More after the jump.
In 2006, J. Michael Straczynski showed comics readers the effect that a single act has on the world. had a unique idea for a series. More specifically, Bullet Points examines the consequences to the Marvel Universe when Dr. Erskine is killed before Steve Rogers is injected with the Super-Soldier Serum and Ben Parker is killed before he raises Peter Parker.
Bullet Points #1 had a page dealing with assassinations throughout history. The Dr. King panel is below.

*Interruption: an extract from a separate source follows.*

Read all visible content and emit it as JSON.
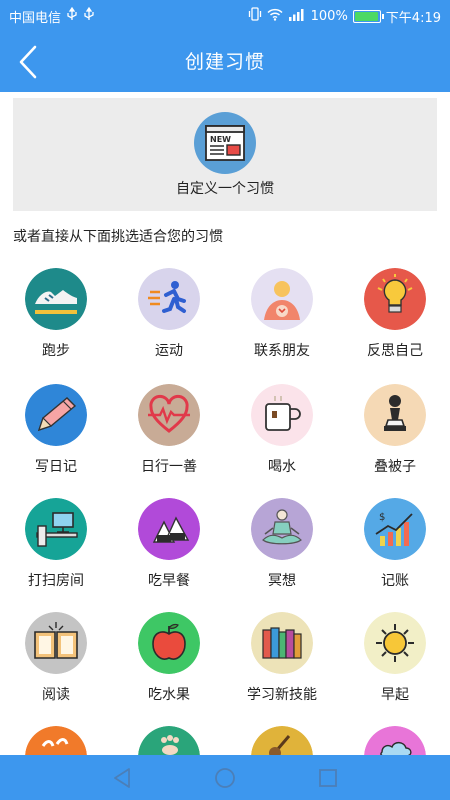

In issue 12 of the newest incarnation of the Justice Society of America In the 1950s, we meet, Will Everett III, the new Amazing Man, who is also the grandson of the original. We also learn what happened to the original Amazing Man after the war. In the 1950s, his secret identity was revealed to the general public by J. Edgar Hoover. This act endangered the lives of Everett's wife and family. During the Civil Rights Movement of the 1960s, the murder of his nephew alongside two other civil rights activists spurred his involvement in the Civil Rights Movement of the time. He led marches against segregation across the United States of America, and also helped to quell riots in Detroit. Everett was also responsible for the capture of Martin Luther King's murderer James Earl Ray. In the DC Comics Universe, he is considered the third most important advocate for African American civil rights, behind acclaimed activists Martin Luther King and Malcolm X.

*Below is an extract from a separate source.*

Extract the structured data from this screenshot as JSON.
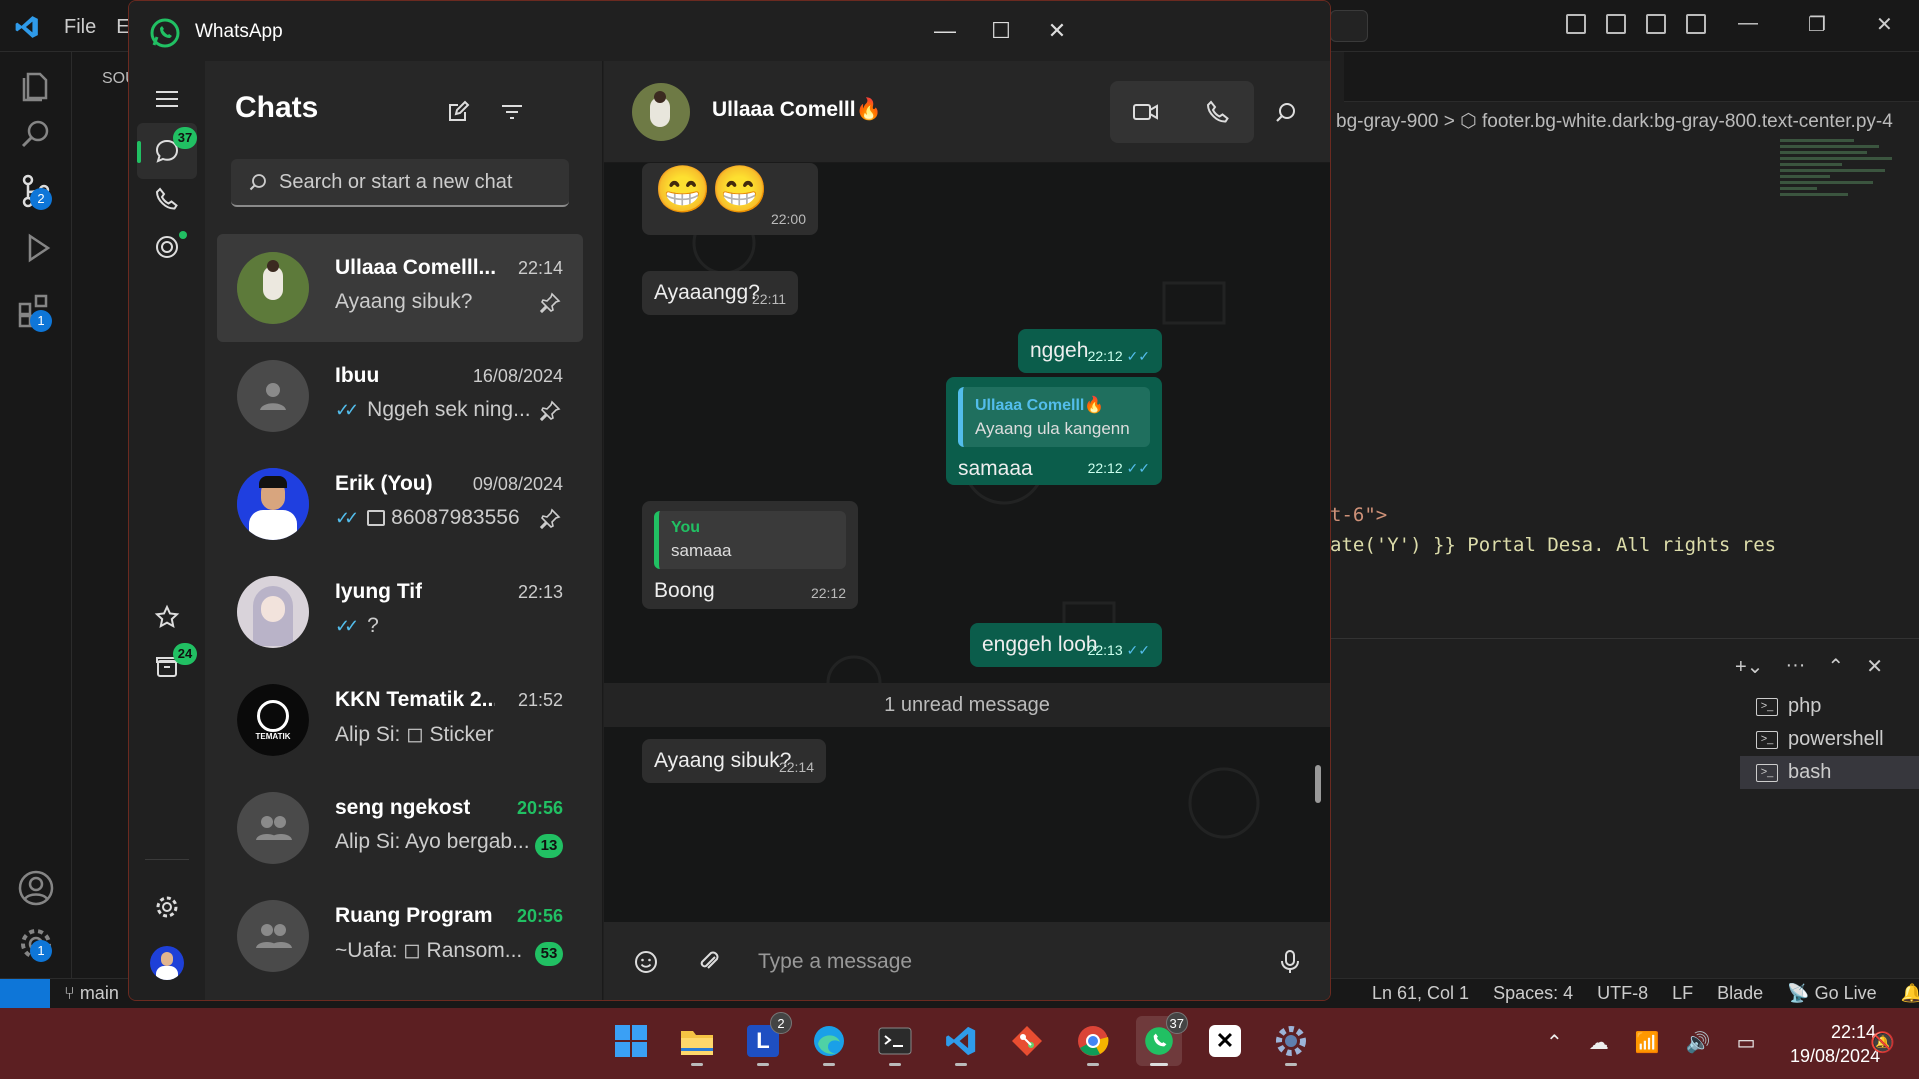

This story features Dr. Anomaly, a noble prize winning physicist, named Phineas Quayle, who travels through time to try to find a way to stop the Great Depression. What he sees (including the assassinations of John F Kennedy and Martin Luther King, discouraged him greatly. He decides that super-heroes are the root of the world's future problem (because he believes they destroyed the self-esteem of ordinary individuals) and tries to stop them. Of course, the JLA stop him.
Long before Dr. Evil used him as an escape pod, Bob's Big Boy used to offer free comics to their customers. Called Adventures of the Big Boy, these comics would also offer fun facts and biographies in the back of the book. Issue 237 featured some back up informational pieces on Dr. King.
Remember going to Bob's Big Boy as a kid? I sure do, these comics were a lot of fun (and free).
If you want to know more, the Back to Bins Podcast did talked about this book in Episode 34. You find it at http://www.comicspodcasts.com/2009/12/16/back-to-the-bins-34/